This is the first in a bi-monthly series.
One of the first questions I get from people when they find out I have diabetes is whether or not I can have children. The short answer? Yes. The long answer? Well, that’s what this new blog series is here to explain – a Type 1 (T1) Diabetic’s journey to motherhood.
Becoming a mother has always been on my list of life goals. As I cruise from my early thirties to my mid-thirties (how does that happen so fast?!), and all of my friends are becoming parents, that goal is becoming more of a priority.
Last year my fiance and I decided the top three goals we had for the next 18 months were to get married, buy a house, and start a family. We ended up moving our wedding, which was planned for July, to last month. We did this to save money (we got married in a ceremony with just us, a Justice of the Peace, and a photographer at Hotel Vermont) to put towards goal number two, which is to buy a house. Our lease isn’t up until November so we still have time to save, but having T1 diabetes means I have to start planning for that final goal of a baby sooner rather than later. I actually started planning last fall!
The first step I need to take on my journey is to get my A1c to a number my endocrinologist and I feel is right for me. My first goal was to reach 7.0, which almost ANY Person With Diabetes will tell you is perfection (and hard work!). I’m happy to report that at my last two quarterly endocrinology appointments, I reached, and maintained, the elusive 7.0 A1c. I won’t lie, I’m incredibly proud of the hard work I’ve put in already. My previous result was an 8.4 so reaching that 7.0 was not easy. I did many things to improve my A1c, including pre-bolusing, more exercise, keeping my glucometer in the bathroom overnight so I could check and correct blood sugars during my routine middle of the night trips there, and logging.
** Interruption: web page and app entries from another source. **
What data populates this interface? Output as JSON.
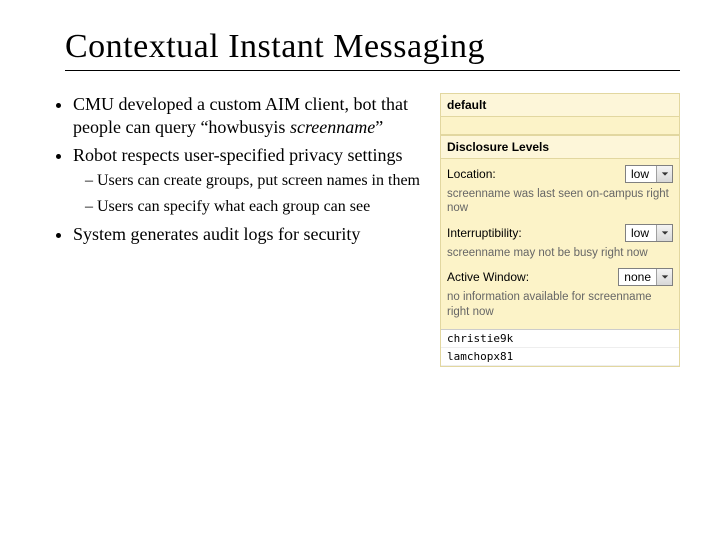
{
  "title": "Contextual Instant Messaging",
  "bullets": {
    "b1_a": "CMU developed a custom AIM client, bot that people can query “howbusyis ",
    "b1_b": "screenname",
    "b1_c": "”",
    "b2": "Robot respects user-specified privacy settings",
    "b2_1": "Users can create groups, put screen names in them",
    "b2_2": "Users can specify what each group can see",
    "b3": "System generates audit logs for security"
  },
  "panel": {
    "group_header": "default",
    "section_header": "Disclosure Levels",
    "location_label": "Location:",
    "location_value": "low",
    "location_note": "screenname was last seen on-campus right now",
    "interrupt_label": "Interruptibility:",
    "interrupt_value": "low",
    "interrupt_note": "screenname may not be busy right now",
    "active_label": "Active Window:",
    "active_value": "none",
    "active_note": "no information available for screenname right now",
    "buddies": {
      "0": "christie9k",
      "1": "lamchopx81"
    }
  }
}
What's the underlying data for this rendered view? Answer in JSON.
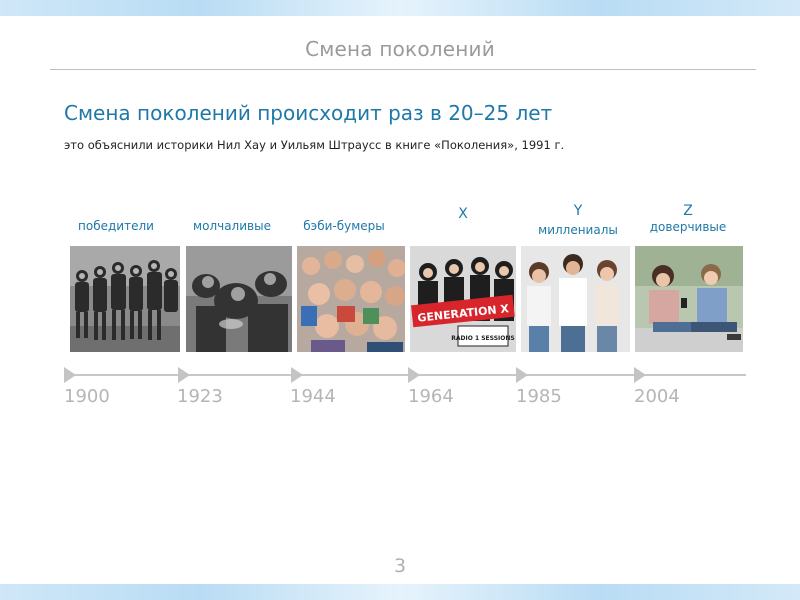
{
  "slide": {
    "header_title": "Смена поколений",
    "headline": "Смена поколений происходит раз в 20–25 лет",
    "subline": "это объяснили историки Нил Хау и Уильям Штраусс в книге «Поколения», 1991 г.",
    "page_number": "3"
  },
  "generations": [
    {
      "letter": "",
      "label": "победители",
      "year": "1900",
      "photo": "black-and-white group of children"
    },
    {
      "letter": "",
      "label": "молчаливые",
      "year": "1923",
      "photo": "black-and-white people in a crowd"
    },
    {
      "letter": "",
      "label": "бэби-бумеры",
      "year": "1944",
      "photo": "crowd of cheering adults"
    },
    {
      "letter": "X",
      "label": "",
      "year": "1964",
      "photo": "band members with a red sign",
      "photo_sign": "GENERATION X",
      "photo_caption": "RADIO 1 SESSIONS"
    },
    {
      "letter": "Y",
      "label": "миллениалы",
      "year": "1985",
      "photo": "smiling young adults"
    },
    {
      "letter": "Z",
      "label": "доверчивые",
      "year": "2004",
      "photo": "teenagers with smartphones"
    }
  ],
  "colors": {
    "accent": "#1f78a8",
    "year": "#b5b5b5",
    "timeline": "#c8c8c8",
    "band": "#b9dcf4"
  }
}
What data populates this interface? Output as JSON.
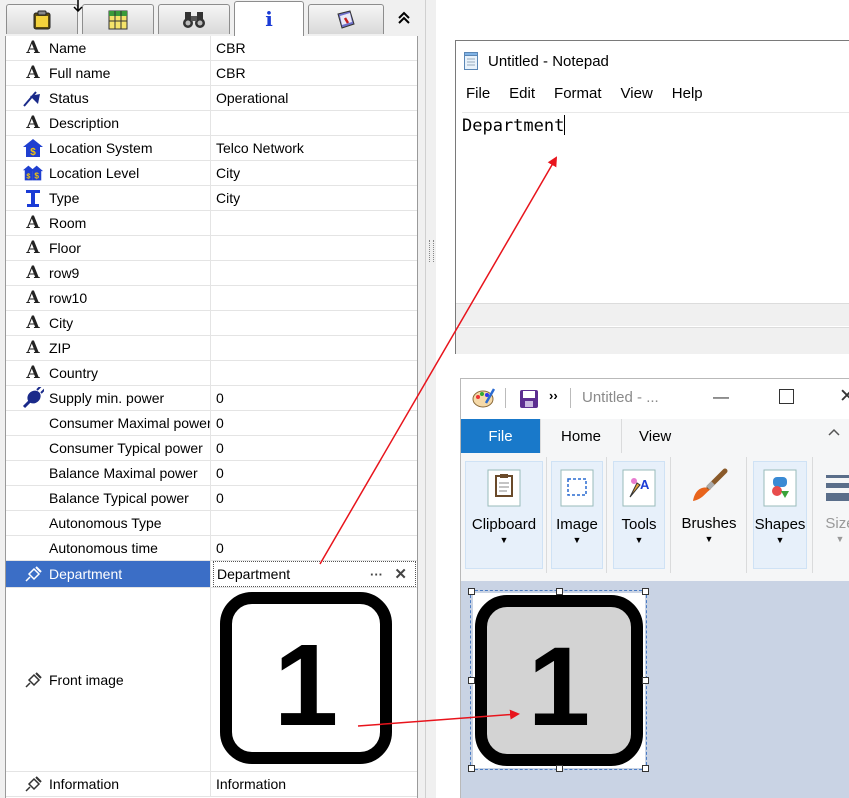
{
  "properties": {
    "tabs": [
      {
        "icon": "clipboard-icon",
        "label": ""
      },
      {
        "icon": "table-icon",
        "label": ""
      },
      {
        "icon": "binoculars-icon",
        "label": ""
      },
      {
        "icon": "info-icon",
        "label": "i"
      },
      {
        "icon": "book-icon",
        "label": ""
      }
    ],
    "collapse_label": "⌃⌃",
    "rows": [
      {
        "icon": "text-a-icon",
        "name": "Name",
        "value": "CBR"
      },
      {
        "icon": "text-a-icon",
        "name": "Full name",
        "value": "CBR"
      },
      {
        "icon": "status-icon",
        "name": "Status",
        "value": "Operational"
      },
      {
        "icon": "text-a-icon",
        "name": "Description",
        "value": ""
      },
      {
        "icon": "location-system-icon",
        "name": "Location System",
        "value": "Telco Network"
      },
      {
        "icon": "location-level-icon",
        "name": "Location Level",
        "value": "City"
      },
      {
        "icon": "type-icon",
        "name": "Type",
        "value": "City"
      },
      {
        "icon": "text-a-icon",
        "name": "Room",
        "value": ""
      },
      {
        "icon": "text-a-icon",
        "name": "Floor",
        "value": ""
      },
      {
        "icon": "text-a-icon",
        "name": "row9",
        "value": ""
      },
      {
        "icon": "text-a-icon",
        "name": "row10",
        "value": ""
      },
      {
        "icon": "text-a-icon",
        "name": "City",
        "value": ""
      },
      {
        "icon": "text-a-icon",
        "name": "ZIP",
        "value": ""
      },
      {
        "icon": "text-a-icon",
        "name": "Country",
        "value": ""
      },
      {
        "icon": "plug-icon",
        "name": "Supply min. power",
        "value": "0"
      },
      {
        "icon": "",
        "name": "Consumer Maximal power",
        "value": "0"
      },
      {
        "icon": "",
        "name": "Consumer Typical power",
        "value": "0"
      },
      {
        "icon": "",
        "name": "Balance Maximal power",
        "value": "0"
      },
      {
        "icon": "",
        "name": "Balance Typical power",
        "value": "0"
      },
      {
        "icon": "",
        "name": "Autonomous Type",
        "value": ""
      },
      {
        "icon": "",
        "name": "Autonomous time",
        "value": "0"
      }
    ],
    "department": {
      "icon": "pen-icon",
      "name": "Department",
      "value": "Department",
      "ellipsis": "···",
      "clear": "✕"
    },
    "front_image": {
      "icon": "pen-icon",
      "name": "Front image",
      "number": "1"
    },
    "information": {
      "icon": "pen-icon",
      "name": "Information",
      "value": "Information"
    }
  },
  "notepad": {
    "title": "Untitled - Notepad",
    "menu": [
      "File",
      "Edit",
      "Format",
      "View",
      "Help"
    ],
    "text": "Department"
  },
  "paint": {
    "title": "Untitled - ...",
    "quick_more": "››",
    "tabs": {
      "file": "File",
      "home": "Home",
      "view": "View"
    },
    "ribbon": [
      {
        "icon": "clipboard-icon",
        "label": "Clipboard"
      },
      {
        "icon": "image-select-icon",
        "label": "Image"
      },
      {
        "icon": "tools-icon",
        "label": "Tools"
      },
      {
        "icon": "brush-icon",
        "label": "Brushes"
      },
      {
        "icon": "shapes-icon",
        "label": "Shapes"
      },
      {
        "icon": "size-icon",
        "label": "Size"
      }
    ],
    "canvas_number": "1"
  },
  "colors": {
    "selection": "#3b6ec6",
    "arrow": "#e8141c",
    "paint_file_tab": "#1979ca",
    "paint_canvas_bg": "#c9d3e4"
  }
}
When the nurse gave me that first result of 7.0 back in September, I was giddy. I might have cried. Ok, I did cry. It was amazing to know that my hard work was paying off and that I was getting closer to my goal of being baby ready. At my most recent appointment in January, I feared I had failed to maintain that 7.0. What with the holidays and sleeping and eating ALL OF THE THINGS! Shockingly, my A1c stayed right at 7.0.
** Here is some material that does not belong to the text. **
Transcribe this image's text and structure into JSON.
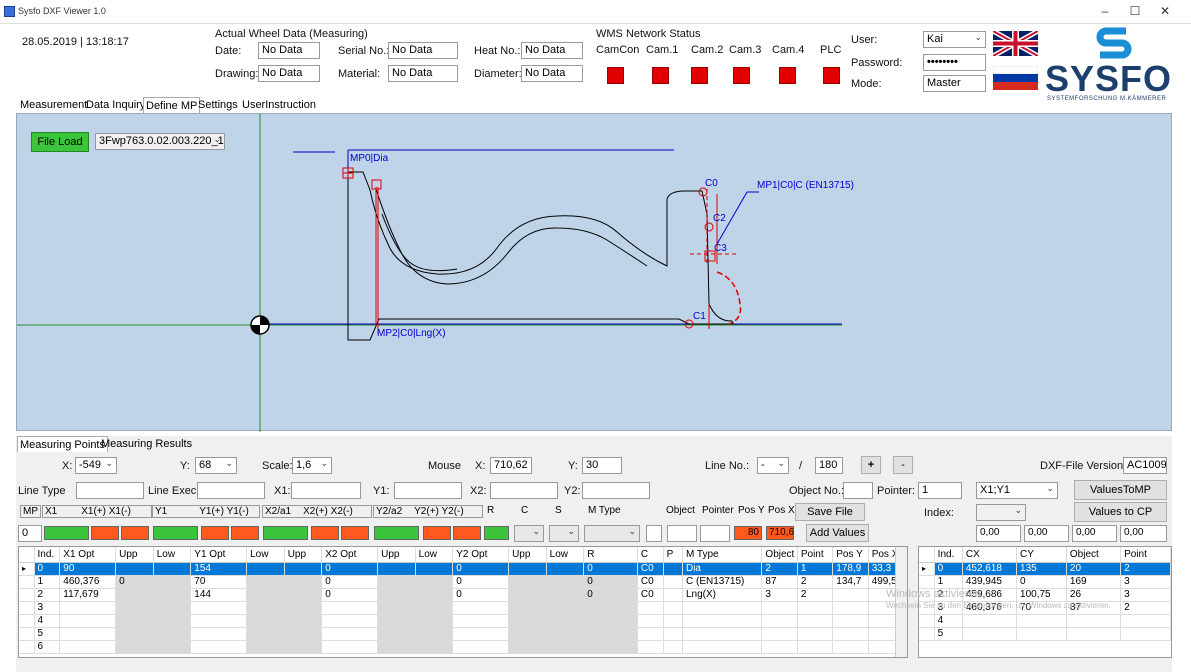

So my next step? Over the next six months my doctor has asked me to continue working on lowering my A1c and get to a 6.5. I have no doubt that I have the will and support system in place to do this. When I hit that magical 6.5, it will be time for my husband and I to make our first trip to the High Risk OB and begin to discuss conception planning. Exciting!
I hope you’re as excited to follow me on this journey as I am to take it. As I progress further into becoming baby ready I will talk more about how a chronic illness like diabetes affects a major life event like pregnancy. For anyone that wants to know more now, JDRF put out a fantastic guide to pregnancy and diabetes. You can see a quick summation of the facts here. You can also read about the pregnancies of fellow T1Ds like Kim or Kerri on their personal blogs.
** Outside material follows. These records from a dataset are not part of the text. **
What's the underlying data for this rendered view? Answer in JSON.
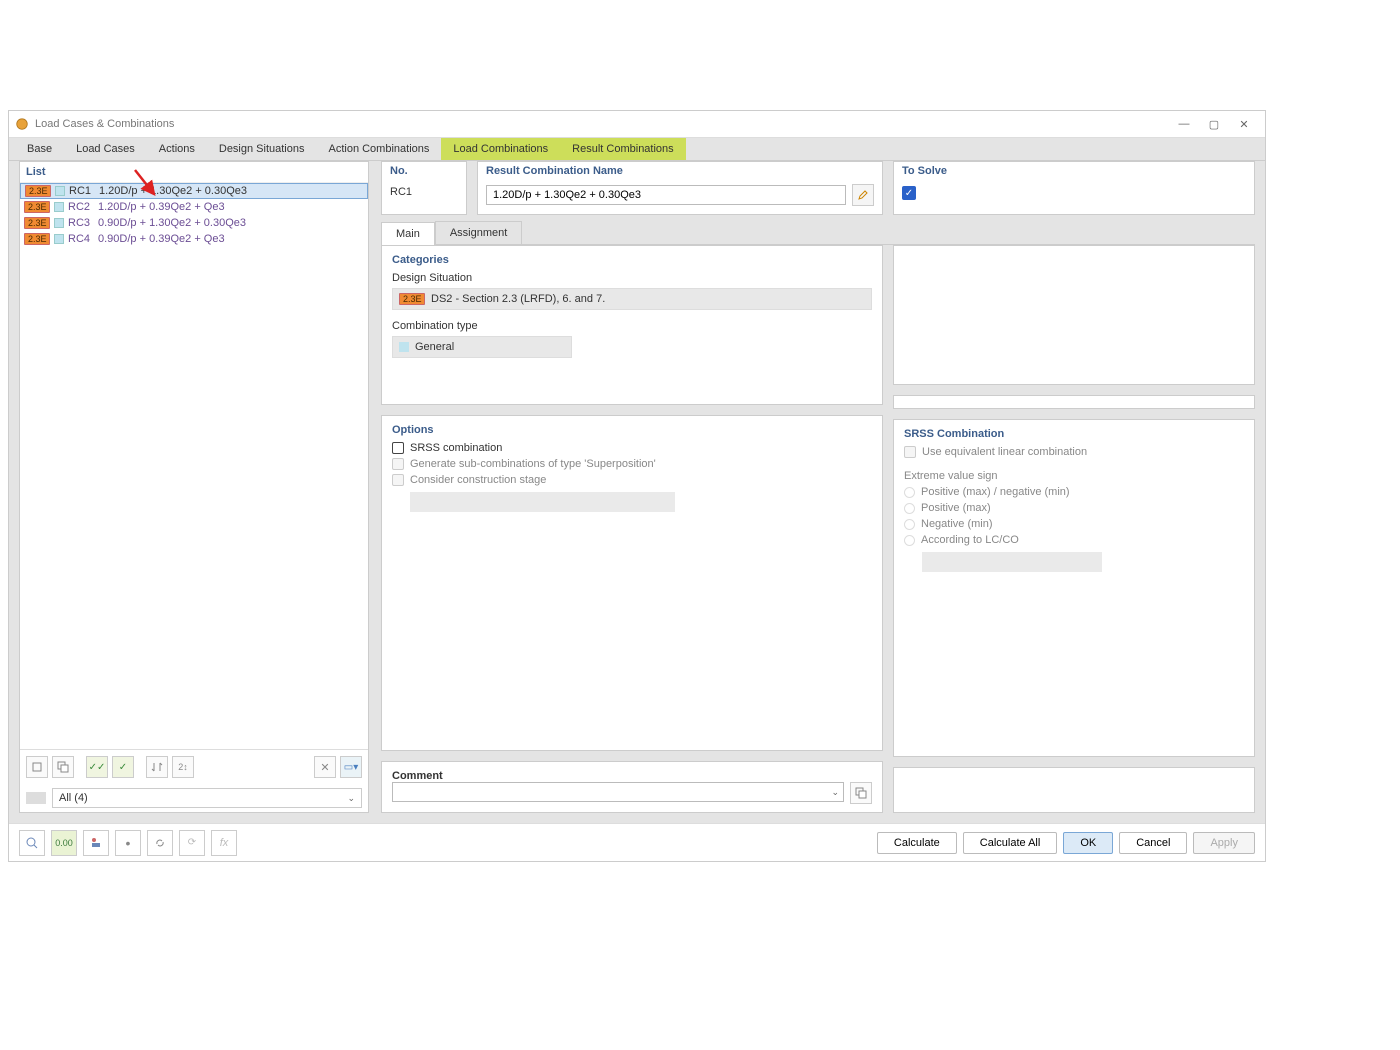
{
  "window": {
    "title": "Load Cases & Combinations"
  },
  "tabs": [
    "Base",
    "Load Cases",
    "Actions",
    "Design Situations",
    "Action Combinations",
    "Load Combinations",
    "Result Combinations"
  ],
  "list": {
    "header": "List",
    "items": [
      {
        "pill": "2.3E",
        "id": "RC1",
        "desc": "1.20D/p + 1.30Qe2 + 0.30Qe3",
        "selected": true
      },
      {
        "pill": "2.3E",
        "id": "RC2",
        "desc": "1.20D/p + 0.39Qe2 + Qe3",
        "selected": false
      },
      {
        "pill": "2.3E",
        "id": "RC3",
        "desc": "0.90D/p + 1.30Qe2 + 0.30Qe3",
        "selected": false
      },
      {
        "pill": "2.3E",
        "id": "RC4",
        "desc": "0.90D/p + 0.39Qe2 + Qe3",
        "selected": false
      }
    ],
    "filter": "All (4)"
  },
  "detail": {
    "no_label": "No.",
    "no_value": "RC1",
    "name_label": "Result Combination Name",
    "name_value": "1.20D/p + 1.30Qe2 + 0.30Qe3",
    "solve_label": "To Solve",
    "subtabs": {
      "main": "Main",
      "assignment": "Assignment"
    },
    "categories": {
      "title": "Categories",
      "ds_label": "Design Situation",
      "ds_pill": "2.3E",
      "ds_value": "DS2 - Section 2.3 (LRFD), 6. and 7.",
      "ct_label": "Combination type",
      "ct_value": "General"
    },
    "options": {
      "title": "Options",
      "srss": "SRSS combination",
      "gensub": "Generate sub-combinations of type 'Superposition'",
      "stage": "Consider construction stage"
    },
    "srssc": {
      "title": "SRSS Combination",
      "ulc": "Use equivalent linear combination",
      "evs": "Extreme value sign",
      "r1": "Positive (max) / negative (min)",
      "r2": "Positive (max)",
      "r3": "Negative (min)",
      "r4": "According to LC/CO"
    },
    "comment": {
      "title": "Comment"
    }
  },
  "buttons": {
    "calculate": "Calculate",
    "calculate_all": "Calculate All",
    "ok": "OK",
    "cancel": "Cancel",
    "apply": "Apply"
  }
}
Jess Buchanan is a native Vermonter who was diagnosed with Type 1 diabetes in 2007. She is also a newlywed who loves sports, writing, singing and cooking. She aspires to push past the limitations diabetes tries to impose on her.